-------- AVAILABLE DATA

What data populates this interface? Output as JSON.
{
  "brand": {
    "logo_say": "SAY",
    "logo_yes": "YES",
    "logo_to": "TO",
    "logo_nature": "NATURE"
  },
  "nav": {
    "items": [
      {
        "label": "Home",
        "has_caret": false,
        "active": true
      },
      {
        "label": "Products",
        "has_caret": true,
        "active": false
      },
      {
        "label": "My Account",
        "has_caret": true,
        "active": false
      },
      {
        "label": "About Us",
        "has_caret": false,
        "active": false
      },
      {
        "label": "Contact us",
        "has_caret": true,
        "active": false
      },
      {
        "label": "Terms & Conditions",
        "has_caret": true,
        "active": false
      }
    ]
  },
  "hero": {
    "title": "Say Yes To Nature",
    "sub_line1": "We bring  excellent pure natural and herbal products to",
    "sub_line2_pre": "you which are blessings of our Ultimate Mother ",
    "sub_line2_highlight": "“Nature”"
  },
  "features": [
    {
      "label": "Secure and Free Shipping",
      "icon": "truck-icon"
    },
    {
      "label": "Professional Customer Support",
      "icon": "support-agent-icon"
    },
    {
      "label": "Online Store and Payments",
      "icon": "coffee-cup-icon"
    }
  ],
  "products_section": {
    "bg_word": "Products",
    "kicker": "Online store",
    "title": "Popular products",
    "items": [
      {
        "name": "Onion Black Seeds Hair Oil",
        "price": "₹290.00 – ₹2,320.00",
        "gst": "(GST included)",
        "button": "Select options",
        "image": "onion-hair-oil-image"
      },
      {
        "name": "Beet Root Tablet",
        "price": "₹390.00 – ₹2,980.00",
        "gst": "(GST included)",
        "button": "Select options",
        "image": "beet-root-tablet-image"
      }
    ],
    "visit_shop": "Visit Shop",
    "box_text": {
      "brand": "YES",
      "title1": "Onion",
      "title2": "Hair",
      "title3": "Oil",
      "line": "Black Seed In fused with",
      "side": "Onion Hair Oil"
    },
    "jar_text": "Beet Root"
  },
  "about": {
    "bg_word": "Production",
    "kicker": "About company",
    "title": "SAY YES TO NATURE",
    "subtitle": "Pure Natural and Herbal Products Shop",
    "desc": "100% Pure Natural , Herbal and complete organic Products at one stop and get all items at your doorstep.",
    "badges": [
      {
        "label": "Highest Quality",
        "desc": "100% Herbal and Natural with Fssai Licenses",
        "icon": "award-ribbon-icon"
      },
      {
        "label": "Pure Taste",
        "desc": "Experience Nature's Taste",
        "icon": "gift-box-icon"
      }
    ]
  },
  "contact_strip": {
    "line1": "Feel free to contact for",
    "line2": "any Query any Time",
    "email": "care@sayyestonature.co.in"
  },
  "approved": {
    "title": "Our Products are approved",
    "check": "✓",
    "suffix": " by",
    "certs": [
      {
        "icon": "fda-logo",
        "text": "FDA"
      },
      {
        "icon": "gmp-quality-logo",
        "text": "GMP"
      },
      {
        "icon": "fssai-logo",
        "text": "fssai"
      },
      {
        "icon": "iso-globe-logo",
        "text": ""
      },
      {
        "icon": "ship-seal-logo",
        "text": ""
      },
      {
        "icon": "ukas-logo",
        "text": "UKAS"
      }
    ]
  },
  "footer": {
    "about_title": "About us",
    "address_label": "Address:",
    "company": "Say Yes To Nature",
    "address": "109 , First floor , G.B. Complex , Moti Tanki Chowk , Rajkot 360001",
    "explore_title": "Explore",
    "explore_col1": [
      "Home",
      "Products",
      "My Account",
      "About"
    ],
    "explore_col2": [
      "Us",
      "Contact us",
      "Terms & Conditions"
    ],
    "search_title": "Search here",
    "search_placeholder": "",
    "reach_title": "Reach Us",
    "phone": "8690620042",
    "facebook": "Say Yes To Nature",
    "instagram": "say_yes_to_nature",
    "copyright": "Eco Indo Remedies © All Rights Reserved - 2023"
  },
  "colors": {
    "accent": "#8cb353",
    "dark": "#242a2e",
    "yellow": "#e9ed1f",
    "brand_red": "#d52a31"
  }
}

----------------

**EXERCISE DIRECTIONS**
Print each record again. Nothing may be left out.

**OUTPUT**
What data populates this interface? Output as JSON.
{
  "brand": {
    "logo_say": "SAY",
    "logo_yes": "YES",
    "logo_to": "TO",
    "logo_nature": "NATURE"
  },
  "nav": {
    "items": [
      {
        "label": "Home",
        "has_caret": false,
        "active": true
      },
      {
        "label": "Products",
        "has_caret": true,
        "active": false
      },
      {
        "label": "My Account",
        "has_caret": true,
        "active": false
      },
      {
        "label": "About Us",
        "has_caret": false,
        "active": false
      },
      {
        "label": "Contact us",
        "has_caret": true,
        "active": false
      },
      {
        "label": "Terms & Conditions",
        "has_caret": true,
        "active": false
      }
    ]
  },
  "hero": {
    "title": "Say Yes To Nature",
    "sub_line1": "We bring  excellent pure natural and herbal products to",
    "sub_line2_pre": "you which are blessings of our Ultimate Mother ",
    "sub_line2_highlight": "“Nature”"
  },
  "features": [
    {
      "label": "Secure and Free Shipping",
      "icon": "truck-icon"
    },
    {
      "label": "Professional Customer Support",
      "icon": "support-agent-icon"
    },
    {
      "label": "Online Store and Payments",
      "icon": "coffee-cup-icon"
    }
  ],
  "products_section": {
    "bg_word": "Products",
    "kicker": "Online store",
    "title": "Popular products",
    "items": [
      {
        "name": "Onion Black Seeds Hair Oil",
        "price": "₹290.00 – ₹2,320.00",
        "gst": "(GST included)",
        "button": "Select options",
        "image": "onion-hair-oil-image"
      },
      {
        "name": "Beet Root Tablet",
        "price": "₹390.00 – ₹2,980.00",
        "gst": "(GST included)",
        "button": "Select options",
        "image": "beet-root-tablet-image"
      }
    ],
    "visit_shop": "Visit Shop",
    "box_text": {
      "brand": "YES",
      "title1": "Onion",
      "title2": "Hair",
      "title3": "Oil",
      "line": "Black Seed In fused with",
      "side": "Onion Hair Oil"
    },
    "jar_text": "Beet Root"
  },
  "about": {
    "bg_word": "Production",
    "kicker": "About company",
    "title": "SAY YES TO NATURE",
    "subtitle": "Pure Natural and Herbal Products Shop",
    "desc": "100% Pure Natural , Herbal and complete organic Products at one stop and get all items at your doorstep.",
    "badges": [
      {
        "label": "Highest Quality",
        "desc": "100% Herbal and Natural with Fssai Licenses",
        "icon": "award-ribbon-icon"
      },
      {
        "label": "Pure Taste",
        "desc": "Experience Nature's Taste",
        "icon": "gift-box-icon"
      }
    ]
  },
  "contact_strip": {
    "line1": "Feel free to contact for",
    "line2": "any Query any Time",
    "email": "care@sayyestonature.co.in"
  },
  "approved": {
    "title": "Our Products are approved",
    "check": "✓",
    "suffix": " by",
    "certs": [
      {
        "icon": "fda-logo",
        "text": "FDA"
      },
      {
        "icon": "gmp-quality-logo",
        "text": "GMP"
      },
      {
        "icon": "fssai-logo",
        "text": "fssai"
      },
      {
        "icon": "iso-globe-logo",
        "text": ""
      },
      {
        "icon": "ship-seal-logo",
        "text": ""
      },
      {
        "icon": "ukas-logo",
        "text": "UKAS"
      }
    ]
  },
  "footer": {
    "about_title": "About us",
    "address_label": "Address:",
    "company": "Say Yes To Nature",
    "address": "109 , First floor , G.B. Complex , Moti Tanki Chowk , Rajkot 360001",
    "explore_title": "Explore",
    "explore_col1": [
      "Home",
      "Products",
      "My Account",
      "About"
    ],
    "explore_col2": [
      "Us",
      "Contact us",
      "Terms & Conditions"
    ],
    "search_title": "Search here",
    "search_placeholder": "",
    "reach_title": "Reach Us",
    "phone": "8690620042",
    "facebook": "Say Yes To Nature",
    "instagram": "say_yes_to_nature",
    "copyright": "Eco Indo Remedies © All Rights Reserved - 2023"
  },
  "colors": {
    "accent": "#8cb353",
    "dark": "#242a2e",
    "yellow": "#e9ed1f",
    "brand_red": "#d52a31"
  }
}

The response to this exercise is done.